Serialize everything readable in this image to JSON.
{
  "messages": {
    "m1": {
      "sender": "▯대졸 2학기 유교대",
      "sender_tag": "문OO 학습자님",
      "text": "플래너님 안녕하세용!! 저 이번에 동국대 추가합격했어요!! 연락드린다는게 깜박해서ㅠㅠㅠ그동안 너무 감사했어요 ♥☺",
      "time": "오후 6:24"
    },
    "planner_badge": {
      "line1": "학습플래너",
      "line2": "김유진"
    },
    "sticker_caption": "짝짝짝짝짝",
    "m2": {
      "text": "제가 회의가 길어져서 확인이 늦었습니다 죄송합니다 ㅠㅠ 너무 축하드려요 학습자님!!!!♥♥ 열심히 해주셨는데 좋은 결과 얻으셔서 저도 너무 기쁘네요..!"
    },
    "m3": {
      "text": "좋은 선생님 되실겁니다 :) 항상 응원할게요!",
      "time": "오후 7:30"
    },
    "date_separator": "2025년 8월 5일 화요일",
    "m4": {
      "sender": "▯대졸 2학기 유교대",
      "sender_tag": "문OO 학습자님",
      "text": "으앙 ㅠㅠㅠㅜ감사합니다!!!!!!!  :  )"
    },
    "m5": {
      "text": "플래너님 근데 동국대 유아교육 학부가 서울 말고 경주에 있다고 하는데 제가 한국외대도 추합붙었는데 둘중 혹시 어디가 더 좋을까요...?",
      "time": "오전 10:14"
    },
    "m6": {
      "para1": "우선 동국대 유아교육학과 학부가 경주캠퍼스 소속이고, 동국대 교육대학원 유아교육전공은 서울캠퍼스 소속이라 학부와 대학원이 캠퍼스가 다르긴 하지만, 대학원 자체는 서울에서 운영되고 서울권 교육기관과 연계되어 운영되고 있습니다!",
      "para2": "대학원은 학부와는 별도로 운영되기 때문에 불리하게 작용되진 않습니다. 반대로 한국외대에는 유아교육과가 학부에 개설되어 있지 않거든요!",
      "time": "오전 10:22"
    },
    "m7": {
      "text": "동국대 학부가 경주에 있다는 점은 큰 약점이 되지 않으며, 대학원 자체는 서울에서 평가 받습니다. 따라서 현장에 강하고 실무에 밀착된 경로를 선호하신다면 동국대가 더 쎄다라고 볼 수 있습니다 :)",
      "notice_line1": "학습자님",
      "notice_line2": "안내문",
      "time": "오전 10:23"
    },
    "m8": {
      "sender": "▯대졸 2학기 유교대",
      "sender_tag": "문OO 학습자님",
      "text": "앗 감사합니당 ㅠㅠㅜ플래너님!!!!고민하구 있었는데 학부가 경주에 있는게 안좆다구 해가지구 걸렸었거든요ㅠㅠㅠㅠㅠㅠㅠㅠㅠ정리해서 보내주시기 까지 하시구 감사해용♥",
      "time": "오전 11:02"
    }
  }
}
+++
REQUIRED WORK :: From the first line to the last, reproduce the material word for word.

RESULT OF THE EXERCISE ::
Serialize everything readable in this image to JSON.
{
  "messages": {
    "m1": {
      "sender": "▯대졸 2학기 유교대",
      "sender_tag": "문OO 학습자님",
      "text": "플래너님 안녕하세용!! 저 이번에 동국대 추가합격했어요!! 연락드린다는게 깜박해서ㅠㅠㅠ그동안 너무 감사했어요 ♥☺",
      "time": "오후 6:24"
    },
    "planner_badge": {
      "line1": "학습플래너",
      "line2": "김유진"
    },
    "sticker_caption": "짝짝짝짝짝",
    "m2": {
      "text": "제가 회의가 길어져서 확인이 늦었습니다 죄송합니다 ㅠㅠ 너무 축하드려요 학습자님!!!!♥♥ 열심히 해주셨는데 좋은 결과 얻으셔서 저도 너무 기쁘네요..!"
    },
    "m3": {
      "text": "좋은 선생님 되실겁니다 :) 항상 응원할게요!",
      "time": "오후 7:30"
    },
    "date_separator": "2025년 8월 5일 화요일",
    "m4": {
      "sender": "▯대졸 2학기 유교대",
      "sender_tag": "문OO 학습자님",
      "text": "으앙 ㅠㅠㅠㅜ감사합니다!!!!!!!  :  )"
    },
    "m5": {
      "text": "플래너님 근데 동국대 유아교육 학부가 서울 말고 경주에 있다고 하는데 제가 한국외대도 추합붙었는데 둘중 혹시 어디가 더 좋을까요...?",
      "time": "오전 10:14"
    },
    "m6": {
      "para1": "우선 동국대 유아교육학과 학부가 경주캠퍼스 소속이고, 동국대 교육대학원 유아교육전공은 서울캠퍼스 소속이라 학부와 대학원이 캠퍼스가 다르긴 하지만, 대학원 자체는 서울에서 운영되고 서울권 교육기관과 연계되어 운영되고 있습니다!",
      "para2": "대학원은 학부와는 별도로 운영되기 때문에 불리하게 작용되진 않습니다. 반대로 한국외대에는 유아교육과가 학부에 개설되어 있지 않거든요!",
      "time": "오전 10:22"
    },
    "m7": {
      "text": "동국대 학부가 경주에 있다는 점은 큰 약점이 되지 않으며, 대학원 자체는 서울에서 평가 받습니다. 따라서 현장에 강하고 실무에 밀착된 경로를 선호하신다면 동국대가 더 쎄다라고 볼 수 있습니다 :)",
      "notice_line1": "학습자님",
      "notice_line2": "안내문",
      "time": "오전 10:23"
    },
    "m8": {
      "sender": "▯대졸 2학기 유교대",
      "sender_tag": "문OO 학습자님",
      "text": "앗 감사합니당 ㅠㅠㅜ플래너님!!!!고민하구 있었는데 학부가 경주에 있는게 안좆다구 해가지구 걸렸었거든요ㅠㅠㅠㅠㅠㅠㅠㅠㅠ정리해서 보내주시기 까지 하시구 감사해용♥",
      "time": "오전 11:02"
    }
  }
}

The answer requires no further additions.